Plott Hound. Image from the Web.

Plott Hound. Image from the Web.

Looking at her and observing her behavior, it all makes sense.

She has the refined head, intelligence and sweet expression of a Harrier; the high energy, strength, athleticism, thin coat, enthusiasm and brindle markings of the boar- hunting Plott (a descendant of the German Hanoverian Hound, first bred in the American South); and the nose and youthful, rowdy energy of a Coonhound.

Lila-Loo

Lila-Loo

Two weeks later, Theodore’s results came back, and we were floored.

The tests reported: Canaan Dog + Malamute + Golden Retriever.

The woman in the park was correct!

His body and head shape, markings and herding behaviors, intelligence and high energy levels are all typical of the Canaan. Then there’s that heavy undercoat and tendency to roam from the Malamute. And finally the sweetness and people-loving traits so common in Golden Retrievers.

Theodore on his perch. Connecticut.

Theodore on his perch. Connecticut.

It’s interesting now, to notice how my view of Theodore has been subtly altered.  Knowing about his Malamute and Canaan Dog genes, I think of him as a heartier dog than I once did and am no longer surprised when he’s not in the mood to wear his coat when the mercury drops. And I love this image of his ancestors, guarding and herding for their ancient Israeli masters.

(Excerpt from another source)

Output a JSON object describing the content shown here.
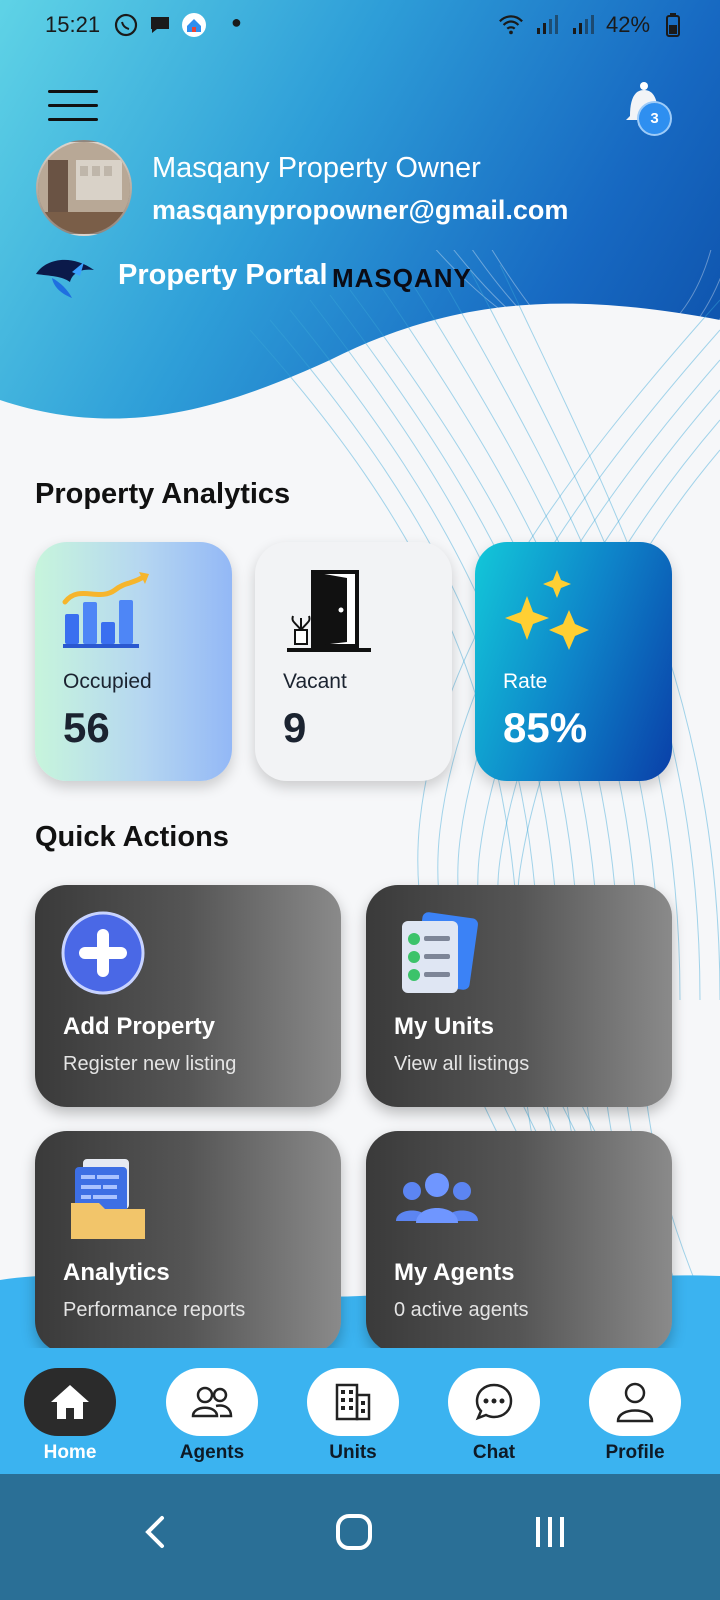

I always thought of my sweet boy as having an old soul…

Theodore keeping a watchful eye. Vermont.

Theodore keeping a watchful eye. Vermont.

09Mar

There’s a sweet, elderly gentleman who lives just around the corner from our apartment in the City. If we’re lucky, we’ll bump into him once a week or so.  His hair is white and a little unkempt. He walks slowly and deliberately, a cane providing assistance. Everyone’s in a hurry around here and I can feel my anxiety rise when I see strangers carelessly brushing past him. “BE CAREFUL PEOPLE!” I want to shout.  “How will YOU want to be treated when you’re a senior citizen?!”

Instead, we quicken our pace and Theo takes over, furry diplomacy at the ready. He sidles up and offers a hello with a wag of the tail, soft eyes, and a little gentle leaning.  And though the man seems a bit unsteady on his feet, as soon as he sees Theodore, his eyes begin to sparkle and a warm, broad smile follows.  He’s tickled to see his canine buddy and the feeling is mutual.  We chat for a bit while making our way towards his door, and then wish our neighbor well before moving on.

I do love this city and these unexpected moments of connection…

Like our neighbor, Theodore is a senior too.  Late last month, we marked his 10th Birthday and celebrated with a romp outdoors on a frigid Vermont afternoon. It was so cold, the fields of snow seemed more like endless tundra and as I wrapped a scarf around to cover my face, the phrase, “Not Fit for Man nor Beast” came to mind.

Theo’s cousin Kaya visited that day.  A sweet surprise, since it had been ages since the two had seen each other.  So, I stood back and watched while they tore around together, all the while, the sun playing a game of hide and seek.


Then, Theo stood quiet and still, his nose tilted into an icy breeze and a vision of him as a young, 8 month old pup came to mind.

I remember how awkward and rangy he was when we first met at the shelter.  But when I look at him now, there’s something regal about him.

Regal and gentle and wise.

Though we still run together–his little sister Lila on the left, Theo on the right–all of us keeping a respectable pace, this ten year old boy reminds me now and then that he needs a tender touch.  Be Patient, he tells me.  Let’s take our time.  So, on slippery surfaces, we move like molasses.  Theo has always needed traction to feel confident, now more than ever.

So, I reassure him that I won’t rush and and let him fall, and he returns the favor by making a go of it.  (Booties with sticky, rubbery soles are becoming standard equipment around here.)

When I stir in the morning, still warm in bed and tucked under the covers, Theo rises to greet me.  He’s not effusive or wiggly or boisterous. He simply rests his head on the bed and makes his soft ears available for stroking. I bury my face in his white, furry chest and wrap my arms around his neck and thank this sweet boy for starting my day off with so much love and calm.

Every day, I think I couldn’t possibly love him more than I already do.  But then every day, I prove myself wrong.